Behind the Music Apps
Building apps for the music vertical has never been easier. For instance, the Rdio API has methods for streaming playback, retrieving data (by artist, album, track, etc.), playlist control, listening statistics, and social hooks (friends, followers, etc.). For the most comprehensive entertainment metadata, the Rovi Cloud Service API provides deep data for music, as well for TV, movies and games. Rovi’s methods include retrieving reviews, recommendations, credits, images and surprisingly complex data such as moods (expressive characteristics) and themes (topics, feelings and circumstances that motivate or fit with the music). Other APIs like JamBase provide upcoming and historical data for concerts and live music shows around the world, with methods to search by artist, venue, date and geocode. These are just a few of many music-focused APIs available for developers to build the music discovery apps of the future.

Best in Show
Over 60 apps were built and presented at Music Hackday SF — and here are a few of my favorites. The app titled BWV, created by Ian McKellar, presents all works on Rdio by BWV number (compositions by Johann Sebastian Bach). The app Music Smasher, created by Matt Montag, is a music keyword meta-search engine — aggregating search results from six different music services, including Rdio, Spotify, MOG and Grooveshark. Another app by Ian McKellar, titled Musiac, adds a fun approach to music discovery by building a photo-mosaic of an album cover comprised of minature tiles of other album covers — where clicking through on a minature tile launches you into a fractal like experience of infinite random discovery. My favorite app was eezdropper by JB Steadman, a native iPhone app that injects songs into your Rdio playlist based on what other Rdio users within your vicinity are listening to — implicit geo-local social network music recommendations! In fact, we selected JB to win the Mashery spot-prize at Music Hackday, the Jawbone Jambox wireless speaker in Mashery red.

What’s Next?

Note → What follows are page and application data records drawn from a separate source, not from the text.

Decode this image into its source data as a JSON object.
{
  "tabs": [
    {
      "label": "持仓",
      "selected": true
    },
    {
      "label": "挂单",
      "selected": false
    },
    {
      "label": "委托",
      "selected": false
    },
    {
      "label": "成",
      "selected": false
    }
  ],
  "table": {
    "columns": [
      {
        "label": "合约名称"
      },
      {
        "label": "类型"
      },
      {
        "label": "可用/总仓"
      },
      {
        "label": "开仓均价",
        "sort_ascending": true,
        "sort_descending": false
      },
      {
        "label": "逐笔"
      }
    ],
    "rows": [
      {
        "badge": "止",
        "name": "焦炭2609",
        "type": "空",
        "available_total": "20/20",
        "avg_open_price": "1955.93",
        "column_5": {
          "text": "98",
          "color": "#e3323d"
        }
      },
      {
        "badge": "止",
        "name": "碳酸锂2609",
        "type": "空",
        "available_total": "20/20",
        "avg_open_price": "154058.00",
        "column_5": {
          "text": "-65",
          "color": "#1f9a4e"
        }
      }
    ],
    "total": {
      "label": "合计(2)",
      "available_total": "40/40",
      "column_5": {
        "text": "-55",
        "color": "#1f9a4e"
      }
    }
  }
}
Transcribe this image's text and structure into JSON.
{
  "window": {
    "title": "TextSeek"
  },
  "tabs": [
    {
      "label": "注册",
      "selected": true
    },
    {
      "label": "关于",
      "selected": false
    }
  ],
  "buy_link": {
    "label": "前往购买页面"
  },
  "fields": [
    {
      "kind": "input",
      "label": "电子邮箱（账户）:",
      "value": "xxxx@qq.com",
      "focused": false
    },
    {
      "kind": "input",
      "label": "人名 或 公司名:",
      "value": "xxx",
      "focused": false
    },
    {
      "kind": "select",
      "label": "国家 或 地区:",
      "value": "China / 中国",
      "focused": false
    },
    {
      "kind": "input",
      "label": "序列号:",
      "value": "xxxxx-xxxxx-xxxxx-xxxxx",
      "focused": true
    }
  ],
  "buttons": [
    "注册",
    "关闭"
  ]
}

The music industry has undergone radical changes, many of which have been brought on by the Internet — from the pirated MP3, to the $0.99 song purchase, and now to unlimited cloud streaming services. Artists, music industry labels and music listeners have never been so closely intertwined. Data and services have never been so accessible. I believe that the new and exciting things in this industry will be born from events like Music Hackday, fueled by business opportunity, open dialog, and most of all, by the passion and appreciation for discovering and listening to music.